RELATED: Did you know that balance helps with reading?
2. Use alliteration and rhyming
As I mentioned earlier, using alliteration can be beneficial when beginning phonemic awareness activities.
Having children notice the repeated beginning sounds will help them realize that there are individual sounds to be heard.
Also, nursery rhymes are a fantastic way to help children hear words that rhyme.
Rhyming is a hard concept for many preschoolers when first practicing, but it will improve over time and vastly raise phonemic awareness.
ACTIVITY: Playing with word families is a great extension activity.
3. Count syllables by holding your chin
Did you know that every syllable has a vowel sound?
Did you know that every vowel sound is made by dropping the chin and opening the mouth?
We used to direct students to clap out syllables within larger words, but this can be really difficult for some students.
An easier way to help them notice syllables in a word is to put their hand on their chin. Say a longer word like “underpants” (why not make it fun, right?).
Now, as you say un-der-pants, notice that your chin drops on each syllable.
Once your child can hear and count syllables, you can play all sorts of fun guessing games like “What ocean animal has three syllables in its name?” (Octopus).
My kids love this game in the car. I’d let them pick the category, and I’d find a word and let them guess it according to syllables.
RELATED: Working on sight words? Start with these tips on helping children at home with sight words.
4. Count words in sentences
Say a sentence and have your child tell you how many words are in it.
- Start with shorter sentences and avoid compound words. Young children may not realize that “bathtub” is actually one word.
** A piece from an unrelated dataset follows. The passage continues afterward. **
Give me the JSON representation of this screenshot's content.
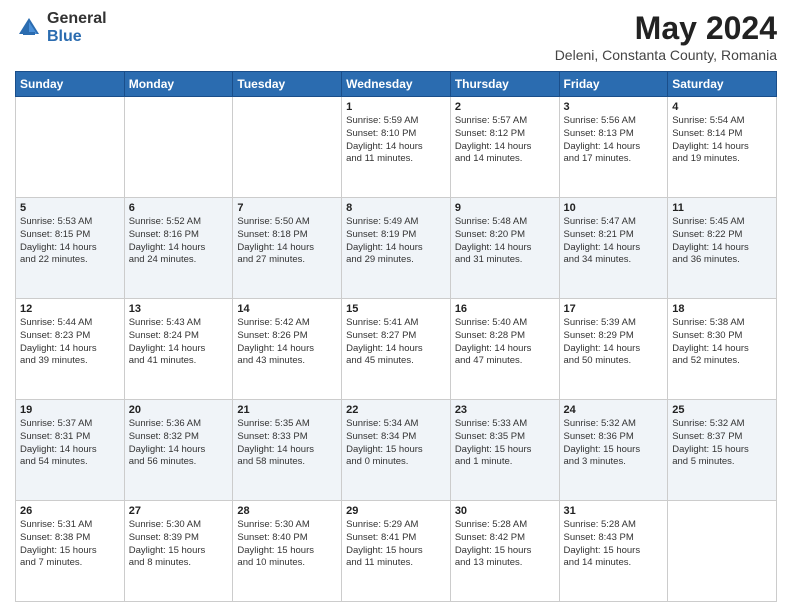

- Start small to ensure quick success.
5. Make phonemic awareness a game
I like to play “When You Hear…”. This is a fun one.
- Put an M&M on the table.
- Select a sound for your child to listen for (for example, the /k/ sound).
- Start with a simple list of words. (Bat, sight, horse, car…).
- When he hears “car”, he raises his hand. If he’s right, he gets the M&M; if he’s wrong, you get it.
Be sure to sound out each sound in the word with him to reiterate what he’s hearing.
You can bend these rules however you’d like to fit your family; the point is to get him to begin listening for specific sounds in words.
CHALLENGE: Chose words that have the sound but in the middle or at the end of the word. Also, instead of a list of words, say a nursery rhyme or sing a simple song.
Reading Readiness Takeaways
Learning how to read is a complicated task. Doing activities such as the ones listed above will help your child connect the dots over time.
Keep these five tips in mind:
- Bring attention to the body
- Use alliteration and rhyming
- Count syllables by holding your chin
- Count words in sentences
- Make phonemic awareness a game
This Blog Post was Co-Written with Juli.
Juli is an educator passionate about the early identification of learning differences and the science of teaching reading. She is Orton-Gillingham trained and has worked with students with dyslexia, ADHD, and other learning differences.